Please copy each line in the records below that contains the string "thumb".

+++++

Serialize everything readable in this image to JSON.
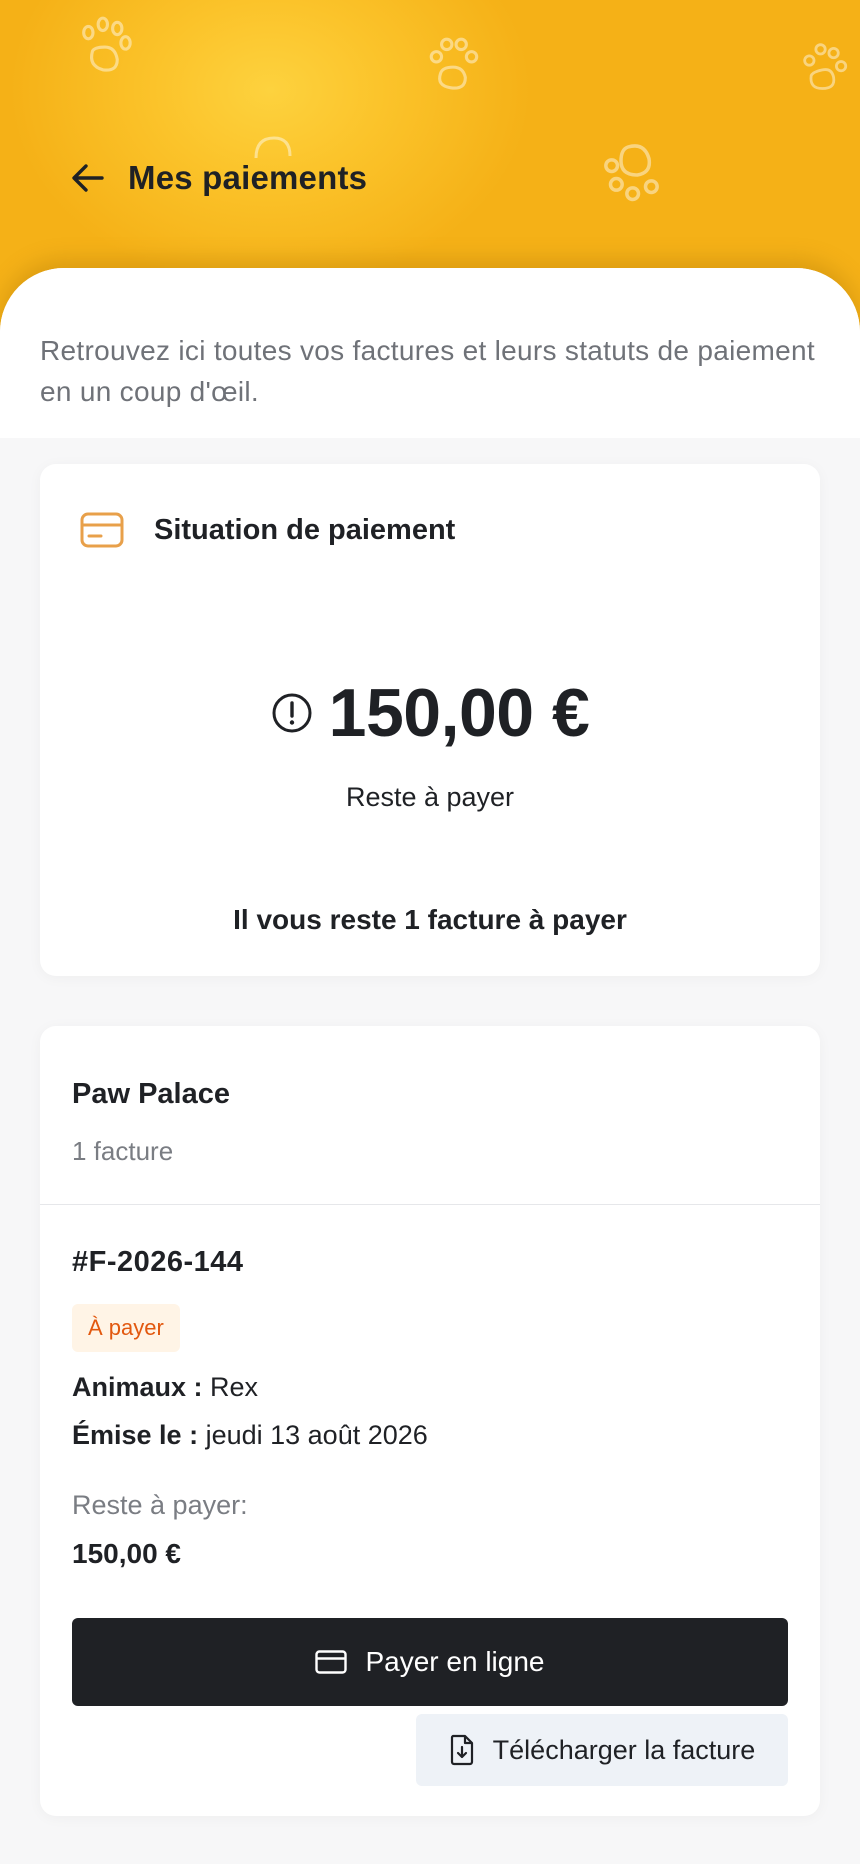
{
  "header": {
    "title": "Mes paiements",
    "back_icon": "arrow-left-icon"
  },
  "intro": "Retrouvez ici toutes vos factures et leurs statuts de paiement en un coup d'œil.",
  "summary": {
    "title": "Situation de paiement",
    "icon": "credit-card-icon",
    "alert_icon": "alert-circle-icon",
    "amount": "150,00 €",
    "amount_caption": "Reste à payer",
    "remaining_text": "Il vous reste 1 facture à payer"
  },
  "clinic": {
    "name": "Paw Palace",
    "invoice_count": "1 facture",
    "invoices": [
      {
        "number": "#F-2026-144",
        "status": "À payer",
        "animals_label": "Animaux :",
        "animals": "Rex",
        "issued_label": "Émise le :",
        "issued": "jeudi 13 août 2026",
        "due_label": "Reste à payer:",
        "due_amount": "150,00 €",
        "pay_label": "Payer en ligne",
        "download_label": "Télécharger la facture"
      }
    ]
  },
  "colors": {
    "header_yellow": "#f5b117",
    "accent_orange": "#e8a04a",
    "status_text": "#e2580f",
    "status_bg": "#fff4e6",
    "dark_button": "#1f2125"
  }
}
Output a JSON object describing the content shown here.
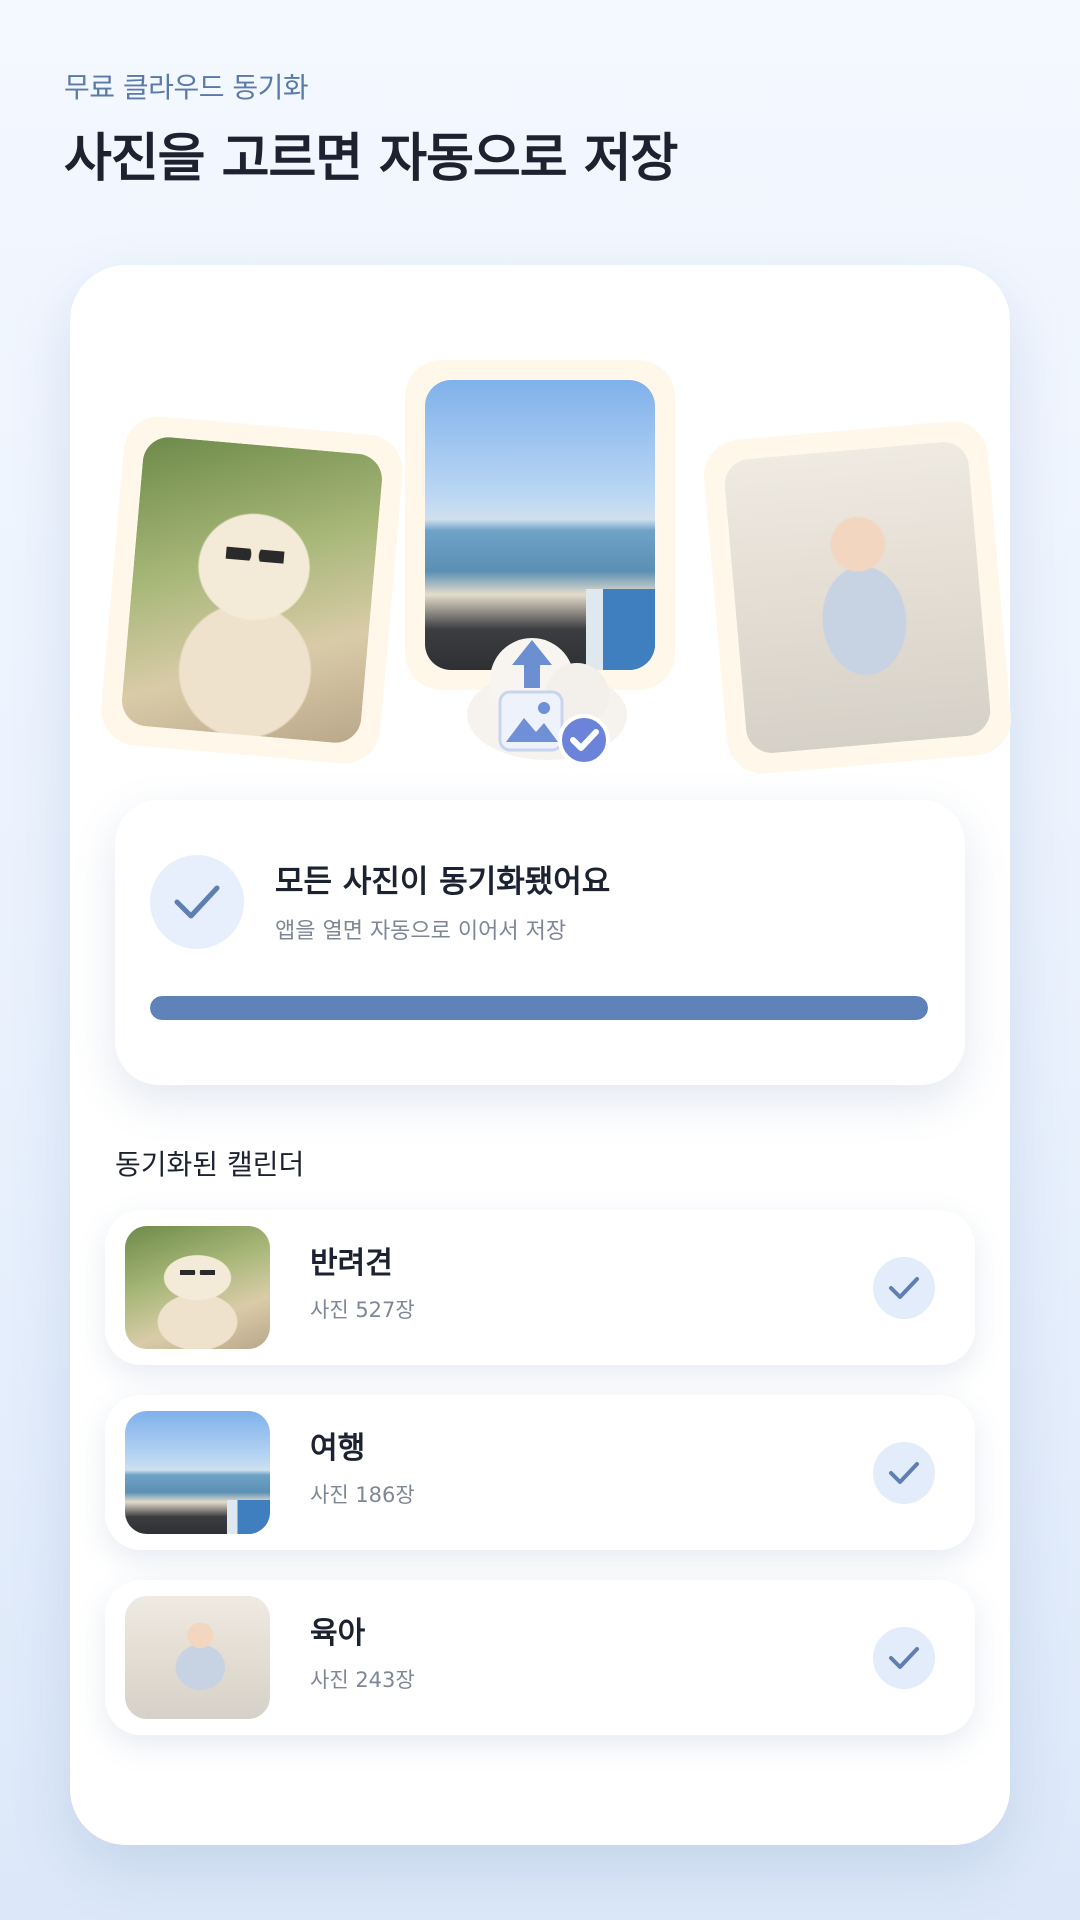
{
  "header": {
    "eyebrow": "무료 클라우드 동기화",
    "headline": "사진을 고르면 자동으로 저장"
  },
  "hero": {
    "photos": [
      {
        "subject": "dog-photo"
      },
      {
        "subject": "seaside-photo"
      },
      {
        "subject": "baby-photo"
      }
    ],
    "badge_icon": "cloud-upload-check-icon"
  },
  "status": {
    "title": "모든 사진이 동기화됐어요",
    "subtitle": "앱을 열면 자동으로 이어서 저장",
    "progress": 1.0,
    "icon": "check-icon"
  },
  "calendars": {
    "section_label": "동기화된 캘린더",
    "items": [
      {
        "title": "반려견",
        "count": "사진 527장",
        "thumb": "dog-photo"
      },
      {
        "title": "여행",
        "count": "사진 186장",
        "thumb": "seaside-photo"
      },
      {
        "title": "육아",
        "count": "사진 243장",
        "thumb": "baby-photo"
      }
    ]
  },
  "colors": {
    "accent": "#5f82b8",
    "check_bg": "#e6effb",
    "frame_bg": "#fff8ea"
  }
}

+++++

Reply:
        "thumb": "dog-photo"
        "thumb": "seaside-photo"
        "thumb": "baby-photo"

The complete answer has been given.